VULNERABLE pensioners in Stockton-on-Tees are £1million better off thanks to a partnership set up to help them with benefits claims.
The partnership, between Stockton-on-Tees Borough Council, health agencies, and Stockton Welfare Advice Network (SWAN), was formed in October 2015.
It sees a team of health and social care staff unite as a joint ‘Multi-Disciplinary Service’ (MDS) to provide short-term support to over 65s in their own homes.
The service is for people who have a health and or social care need but are not currently under the care of a health or social care professional.
How does it work?

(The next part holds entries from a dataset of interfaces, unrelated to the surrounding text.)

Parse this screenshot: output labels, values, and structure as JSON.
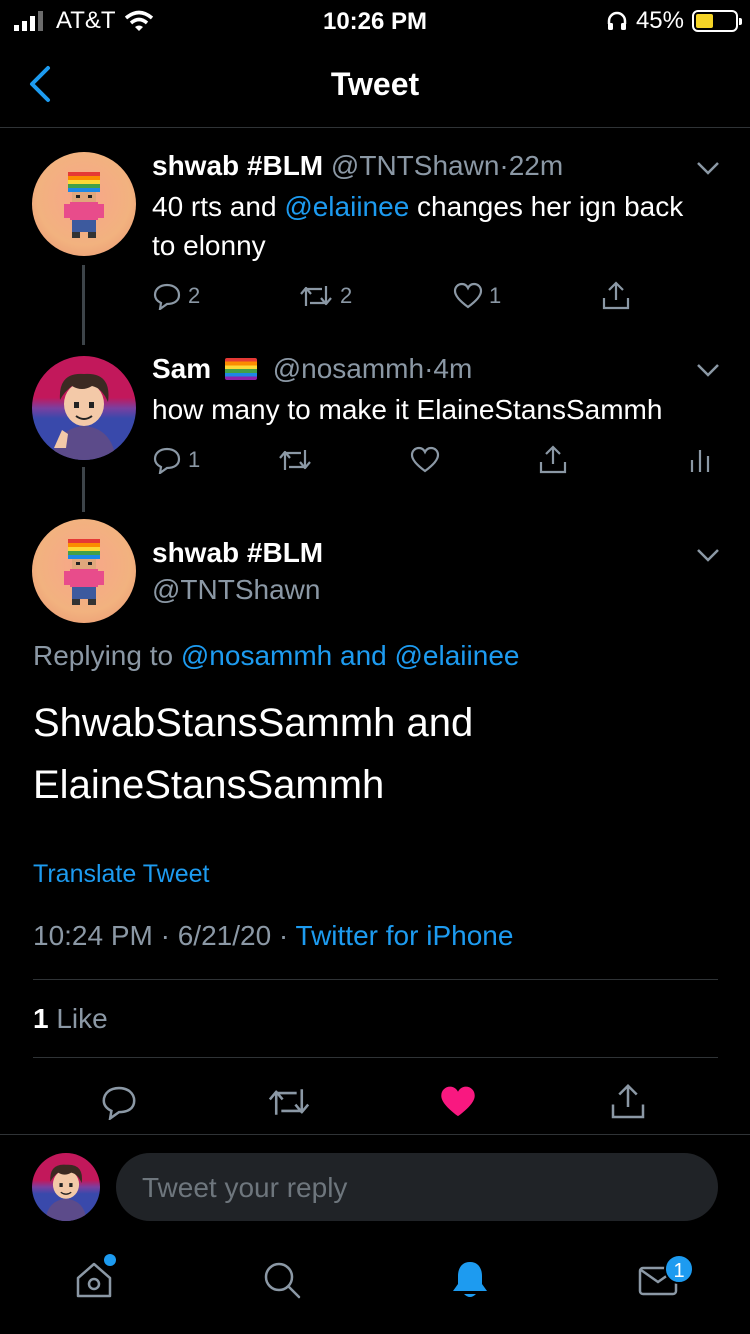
{
  "status_bar": {
    "carrier": "AT&T",
    "time": "10:26 PM",
    "battery": "45%",
    "battery_level": 0.45
  },
  "nav": {
    "title": "Tweet",
    "back_icon": "chevron-left-icon"
  },
  "thread": [
    {
      "name": "shwab #BLM",
      "handle": "@TNTShawn",
      "sep": "·",
      "age": "22m",
      "text_parts": [
        "40 rts and ",
        "@elaiinee",
        " changes her ign back to elonny"
      ],
      "reply_count": "2",
      "retweet_count": "2",
      "like_count": "1"
    },
    {
      "name": "Sam",
      "handle": "@nosammh",
      "sep": "·",
      "age": "4m",
      "text": "how many to make it ElaineStansSammh",
      "reply_count": "1",
      "retweet_count": "",
      "like_count": ""
    }
  ],
  "main_tweet": {
    "name": "shwab #BLM",
    "handle": "@TNTShawn",
    "replying_prefix": "Replying to ",
    "replying_to": "@nosammh and @elaiinee",
    "text_line1": "ShwabStansSammh and",
    "text_line2": "ElaineStansSammh",
    "translate": "Translate Tweet",
    "timestamp": "10:24 PM · 6/21/20 · ",
    "source": "Twitter for iPhone",
    "likes_count": "1",
    "likes_label": " Like"
  },
  "reply_box": {
    "placeholder": "Tweet your reply"
  },
  "tabbar": {
    "items": [
      "home-icon",
      "search-icon",
      "notifications-icon",
      "messages-icon"
    ],
    "messages_badge": "1"
  },
  "colors": {
    "accent": "#1d9bf0",
    "like": "#f91880",
    "background": "#000000"
  }
}
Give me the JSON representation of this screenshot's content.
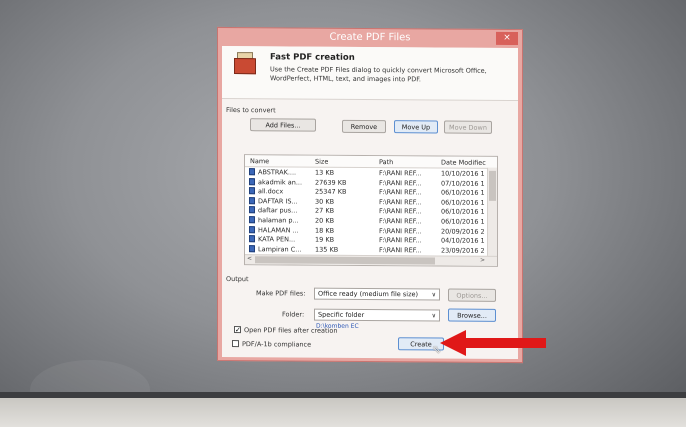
{
  "window": {
    "title": "Create PDF Files",
    "close_label": "×"
  },
  "header": {
    "title": "Fast PDF creation",
    "description": "Use the Create PDF Files dialog to quickly convert Microsoft Office, WordPerfect, HTML, text, and images into PDF."
  },
  "files_section": {
    "label": "Files to convert",
    "buttons": {
      "add": "Add Files...",
      "remove": "Remove",
      "move_up": "Move Up",
      "move_down": "Move Down"
    },
    "columns": [
      "Name",
      "Size",
      "Path",
      "Date Modifiec"
    ],
    "rows": [
      {
        "name": "ABSTRAK....",
        "size": "13 KB",
        "path": "F:\\RANI REF...",
        "date": "10/10/2016 1"
      },
      {
        "name": "akadmik an...",
        "size": "27639 KB",
        "path": "F:\\RANI REF...",
        "date": "07/10/2016 1"
      },
      {
        "name": "all.docx",
        "size": "25347 KB",
        "path": "F:\\RANI REF...",
        "date": "06/10/2016 1"
      },
      {
        "name": "DAFTAR IS...",
        "size": "30 KB",
        "path": "F:\\RANI REF...",
        "date": "06/10/2016 1"
      },
      {
        "name": "daftar pus...",
        "size": "27 KB",
        "path": "F:\\RANI REF...",
        "date": "06/10/2016 1"
      },
      {
        "name": "halaman p...",
        "size": "20 KB",
        "path": "F:\\RANI REF...",
        "date": "06/10/2016 1"
      },
      {
        "name": "HALAMAN ...",
        "size": "18 KB",
        "path": "F:\\RANI REF...",
        "date": "20/09/2016 2"
      },
      {
        "name": "KATA PEN...",
        "size": "19 KB",
        "path": "F:\\RANI REF...",
        "date": "04/10/2016 1"
      },
      {
        "name": "Lampiran C...",
        "size": "135 KB",
        "path": "F:\\RANI REF...",
        "date": "23/09/2016 2"
      }
    ]
  },
  "output": {
    "label": "Output",
    "make_pdf_label": "Make PDF files:",
    "make_pdf_value": "Office ready (medium file size)",
    "options_button": "Options...",
    "folder_label": "Folder:",
    "folder_value": "Specific folder",
    "browse_button": "Browse...",
    "folder_path": "D:\\komben EC"
  },
  "checks": {
    "pdfa_label": "PDF/A-1b compliance",
    "pdfa_checked": false,
    "open_after_label": "Open PDF files after creation",
    "open_after_checked": true,
    "check_mark": "✓"
  },
  "create_button": "Create",
  "colors": {
    "dialog_frame": "#e8a7a2",
    "annotation_arrow": "#e01818",
    "link_blue": "#2a56b5"
  }
}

As part of the support they provide, MDS staff refer some vulnerable clients to SWAN for checks of their benefits entitlements.
The approach has yielded remarkable results.
In just two years, the total in additional benefits claimed by people using the service has smashed the £1million mark.
In some cases they’ve helped people increase their household income by more than £8,500 a year.
Who has benefited from the service so far?
More than 2,200 people have been helped by the service since October 2015, 910 of whom have secured additional income after being referred to SWAN.
One of those to benefit is Winifred, a 76-year-old widow, who says she was ‘gobsmacked’ by the level of help she received.
She suffers from repeat chest infections, osteoarthritis, asthma and poor mobility and was referred to SWAN by Council social care staff.
She was given a full assessment for benefits and energy savings and is now £145 a week better off, which amounts to more than £7,500 a year.
She has used the extra money to install Care Call, hire a cleaner and no longer feels housebound as she can afford taxi fares.
“It has given me more confidence to go out and given me back my freedom,” she said.
Couple, Edna and Ernie, live in their own home and have a range of health problems. Ernie falls regularly and relies a lot on Edna for his care.
But the 81-year-olds are now more than £8,500 a year better off thanks to the service, and among the changes they’ve made is a new stairlift.
Edna has also bought a new microwave as she finds it difficult to cook.
“The extra money has definitely made our lives easier,” she said.
Freda, aged 70, had been a regular swimmer but stopped after a serious operation and had become depressed.
SWAN advisors discovered she had been paying too much rent, which was refunded, and arranged for access improvements at her home.
She has used her increased income to buy an exercise bike and gets out more to attend various clubs.
“I was all over the place and had hit rock bottom,” she said. “I had stopped going out but the SWAN adviser cleared up a lot of concerns.
“I think if they came to see me again, they would think they had the wrong house because I’m a totally different person now.”
What do councillors think?
Councillor Jim Beall, the Council’s Cabinet Member for Adult Social Care and Health, said: “This service is making a huge difference to the lives of our most vulnerable residents, many of whom are in ill health and struggling to make ends meet.
“Our adult social care teams work closely with SWAN to refer people for help, and the extra income we are finding is helping them to live longer in their own homes while also preventing avoidable hospital admissions and referrals into long-term social care.
“Those who have benefited are also able to buy home equipment or pay for additional services to make their lives easier.”
Councillor Steve Nelson, the Council’s Cabinet Member for Access, Communities and Community Safety, added: “Assisting in the alleviation of poverty is a key priority for the Council and this is a practical example of that commitment. It’s also a great example of how we are working in partnership with the voluntary sector to protect the vulnerable.
“Once somebody comes into the service, staff at SWAN and partner agencies get to work carrying out benefits checks and providing other financial assistance, such as help with finding cheaper deals for their gas and electricity supply.
“The results have already surpassed all expectations by reaching this milestone so soon, but more importantly, it is easing the pressure on vulnerable residents’ finances while improving their quality of life.”
Where can I find out more?
For more information about the MDS visit www.stocktoninformationdirectory.org/mds
Or, to find out more about the full range of free advice offered by SWAN (which is part of Stockton Advice Service) visit www.stocktonadvice.org.uk